Here, then, are four bits of advice about using your speaking engagements to sell books, 19 of which I’ve written, a few of which have actually sold:
Go where you’re wanted.
I’ve spent far too much of my life trying to convince people that they should believe in me and far too little time appreciating those who do. In the last few years, though, I’ve wised up.
Push on the doors, sure. Push hard. But if they don’t open, stop pushing and go find another door that might. Don’t let your pride get in the way. It’s far more fun doing a small-time gig where people appreciate your being there than beating your head on the door of some larger or more prestigious organization or event that never will.
Partner with one person who believes in you in the community where you’re going to speak.
It was a blustery, rainy Friday night, and I had a speaking gig “up river” in a small community. I honestly wondered if anyone other than the woman who’d organized the talk would come.
After the event, I walked out to my car with more than $500 in book sales, a stomach full of homemade pie and an evening of memories with a bunch of warm, wonderful people.
Why? Because that one woman was an “influencer,” someone people along the river respected. An organizer, someone who can bring an event together. An ally, someone who believed in me.
Someone like that can do more to help your event be a success than hundreds of tweets.
Take time to get to know the place where you’re speaking or the organization you’re speaking to.
Whether you’re selling books afterward or not, this is simply the right thing to do. Why do concert crowds go nuts when some well-known performer mentions something about their town? Because people take pride in where they live and appreciate it when others do, too.
It shows respect. It shows you care.

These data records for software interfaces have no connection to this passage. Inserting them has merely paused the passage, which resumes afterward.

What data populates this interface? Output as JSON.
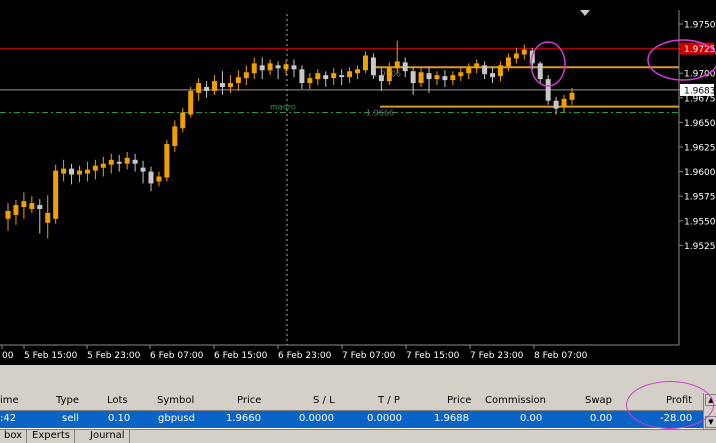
{
  "chart": {
    "price_labels": [
      "1.9750",
      "1.9725",
      "1.9700",
      "1.9683",
      "1.9675",
      "1.9650",
      "1.9625",
      "1.9600",
      "1.9575",
      "1.9550",
      "1.9525"
    ],
    "time_labels": [
      "00",
      "5 Feb 15:00",
      "5 Feb 23:00",
      "6 Feb 07:00",
      "6 Feb 15:00",
      "6 Feb 23:00",
      "7 Feb 07:00",
      "7 Feb 15:00",
      "7 Feb 23:00",
      "8 Feb 07:00"
    ],
    "annotations": {
      "madro": "madro",
      "level_1": "1.9706",
      "level_2": "1.9666"
    },
    "colors": {
      "background": "#000000",
      "bull_candle": "#f0a000",
      "bear_candle": "#c8c8c8",
      "current_price_line": "#cc0000",
      "level_line": "#d89a2a",
      "grid_line": "#9a9a9a",
      "dashed_line": "#2a9a4a",
      "highlight": "#d23cd2"
    }
  },
  "chart_data": {
    "type": "candlestick",
    "symbol": "gbpusd",
    "ylim": [
      1.952,
      1.976
    ],
    "y_ticks": [
      1.9525,
      1.955,
      1.9575,
      1.96,
      1.9625,
      1.965,
      1.9675,
      1.97,
      1.9725,
      1.975
    ],
    "current_price": 1.9725,
    "horizontal_levels": [
      1.9706,
      1.9683,
      1.9666,
      1.966
    ],
    "candles": [
      [
        1.9552,
        1.956,
        1.954,
        1.9568
      ],
      [
        1.9556,
        1.9566,
        1.9546,
        1.9571
      ],
      [
        1.9564,
        1.957,
        1.9552,
        1.9579
      ],
      [
        1.9562,
        1.9568,
        1.9558,
        1.9575
      ],
      [
        1.9566,
        1.9562,
        1.9537,
        1.9572
      ],
      [
        1.9548,
        1.9558,
        1.9532,
        1.9576
      ],
      [
        1.9552,
        1.9601,
        1.9547,
        1.9607
      ],
      [
        1.9598,
        1.9603,
        1.959,
        1.9612
      ],
      [
        1.9603,
        1.9597,
        1.9587,
        1.9608
      ],
      [
        1.9597,
        1.9601,
        1.9589,
        1.9606
      ],
      [
        1.9598,
        1.9602,
        1.959,
        1.961
      ],
      [
        1.9601,
        1.9606,
        1.9592,
        1.9612
      ],
      [
        1.9604,
        1.9608,
        1.9595,
        1.9615
      ],
      [
        1.9607,
        1.9612,
        1.9598,
        1.9618
      ],
      [
        1.961,
        1.9608,
        1.96,
        1.9617
      ],
      [
        1.9608,
        1.9614,
        1.9602,
        1.962
      ],
      [
        1.9612,
        1.9608,
        1.96,
        1.9618
      ],
      [
        1.9604,
        1.96,
        1.9588,
        1.9611
      ],
      [
        1.96,
        1.9588,
        1.958,
        1.9605
      ],
      [
        1.959,
        1.9595,
        1.9585,
        1.96
      ],
      [
        1.9594,
        1.9628,
        1.959,
        1.9632
      ],
      [
        1.9626,
        1.9646,
        1.962,
        1.9652
      ],
      [
        1.9644,
        1.966,
        1.964,
        1.9665
      ],
      [
        1.9658,
        1.9682,
        1.9655,
        1.9686
      ],
      [
        1.968,
        1.969,
        1.9672,
        1.9695
      ],
      [
        1.9686,
        1.9682,
        1.9675,
        1.9692
      ],
      [
        1.9682,
        1.9692,
        1.9678,
        1.9698
      ],
      [
        1.969,
        1.9686,
        1.9678,
        1.9702
      ],
      [
        1.9686,
        1.969,
        1.968,
        1.9698
      ],
      [
        1.969,
        1.9696,
        1.9682,
        1.9703
      ],
      [
        1.9695,
        1.9701,
        1.9688,
        1.9708
      ],
      [
        1.97,
        1.971,
        1.9694,
        1.9716
      ],
      [
        1.9708,
        1.9703,
        1.9694,
        1.9716
      ],
      [
        1.9703,
        1.971,
        1.9698,
        1.9714
      ],
      [
        1.9708,
        1.9705,
        1.9694,
        1.9712
      ],
      [
        1.9704,
        1.9709,
        1.9698,
        1.9713
      ],
      [
        1.9708,
        1.9704,
        1.9696,
        1.9714
      ],
      [
        1.9704,
        1.969,
        1.9684,
        1.9708
      ],
      [
        1.969,
        1.9695,
        1.9684,
        1.97
      ],
      [
        1.9694,
        1.97,
        1.9688,
        1.9704
      ],
      [
        1.9698,
        1.9694,
        1.9686,
        1.9702
      ],
      [
        1.9695,
        1.97,
        1.9688,
        1.9705
      ],
      [
        1.9698,
        1.9696,
        1.9688,
        1.9704
      ],
      [
        1.9696,
        1.9702,
        1.969,
        1.9706
      ],
      [
        1.97,
        1.9704,
        1.9694,
        1.9708
      ],
      [
        1.9703,
        1.9718,
        1.97,
        1.9722
      ],
      [
        1.9716,
        1.9698,
        1.9694,
        1.972
      ],
      [
        1.9698,
        1.9692,
        1.9682,
        1.9705
      ],
      [
        1.9692,
        1.9706,
        1.9688,
        1.9711
      ],
      [
        1.9705,
        1.9712,
        1.97,
        1.9733
      ],
      [
        1.9711,
        1.9702,
        1.9696,
        1.9716
      ],
      [
        1.9702,
        1.969,
        1.9678,
        1.9706
      ],
      [
        1.969,
        1.9701,
        1.9686,
        1.9705
      ],
      [
        1.97,
        1.9694,
        1.968,
        1.9706
      ],
      [
        1.9694,
        1.9698,
        1.9688,
        1.9702
      ],
      [
        1.9697,
        1.9693,
        1.9686,
        1.9703
      ],
      [
        1.9693,
        1.9698,
        1.9688,
        1.9702
      ],
      [
        1.9697,
        1.9701,
        1.9692,
        1.9706
      ],
      [
        1.97,
        1.9706,
        1.9694,
        1.971
      ],
      [
        1.9705,
        1.971,
        1.97,
        1.9714
      ],
      [
        1.9708,
        1.9699,
        1.9694,
        1.9712
      ],
      [
        1.97,
        1.9696,
        1.969,
        1.9706
      ],
      [
        1.9697,
        1.9708,
        1.9692,
        1.9712
      ],
      [
        1.9707,
        1.9716,
        1.9702,
        1.972
      ],
      [
        1.9715,
        1.972,
        1.971,
        1.9726
      ],
      [
        1.9719,
        1.9724,
        1.9714,
        1.9729
      ],
      [
        1.9723,
        1.971,
        1.9704,
        1.9726
      ],
      [
        1.971,
        1.9694,
        1.969,
        1.9712
      ],
      [
        1.9694,
        1.9672,
        1.9668,
        1.9698
      ],
      [
        1.9672,
        1.9664,
        1.9658,
        1.9676
      ],
      [
        1.9666,
        1.9674,
        1.966,
        1.9678
      ],
      [
        1.9673,
        1.968,
        1.9668,
        1.9685
      ]
    ]
  },
  "terminal": {
    "headers": {
      "time": "ime",
      "type": "Type",
      "lots": "Lots",
      "symbol": "Symbol",
      "price": "Price",
      "sl": "S / L",
      "tp": "T / P",
      "price2": "Price",
      "commission": "Commission",
      "swap": "Swap",
      "profit": "Profit"
    },
    "row": {
      "time": ":42",
      "type": "sell",
      "lots": "0.10",
      "symbol": "gbpusd",
      "price": "1.9660",
      "sl": "0.0000",
      "tp": "0.0000",
      "price2": "1.9688",
      "commission": "0.00",
      "swap": "0.00",
      "profit": "-28.00"
    },
    "tabs": [
      "box",
      "Experts",
      "Journal"
    ]
  }
}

It shows that you’re not just “mailing it in.”
In one of my books, 52 Little Lessons from It’s a Wonderful Life, I devote a chapter to a simple remark that one of the heavenly angels says to Clarence Odbody before the “Angel Second Class” is sent to earth to help a desperate George Bailey: “If you’re going to help a man, you want to know something about him, don’t you?”
Take the time to know something about your audience. Don’t just do a couple of Google searches. Talk to your host. Make a few calls. Do some reporting.
Finally, be interesting.
Never have people had so many options with which to spend their time, so many excuses for not leaving their home.
So, if they’re giving up an evening for you, forget the “first, do no harm” edict inaccurately linked to the Hippocratic Oath. (By me in one book!) No, first, do not put people to sleep. Say something that people haven’t heard before. Or say it in a way they haven’t heard before. Tell jokes. Dispense information. Inspire life-changing action.
But, above all, be interesting. I recently went to an author’s event just to see what other writers do. The guy spent the entire evening reading from his book.
That’s the reader’s job. As writers, we should spend our time offering audiences insight that our books do not. Our stories might be the impetus that draws people to our events, but give them something more than a rehash of our book or books.
Besides, if you’re interesting, people are more apt to believe your books will be, too. And there’s no better way to be asked back.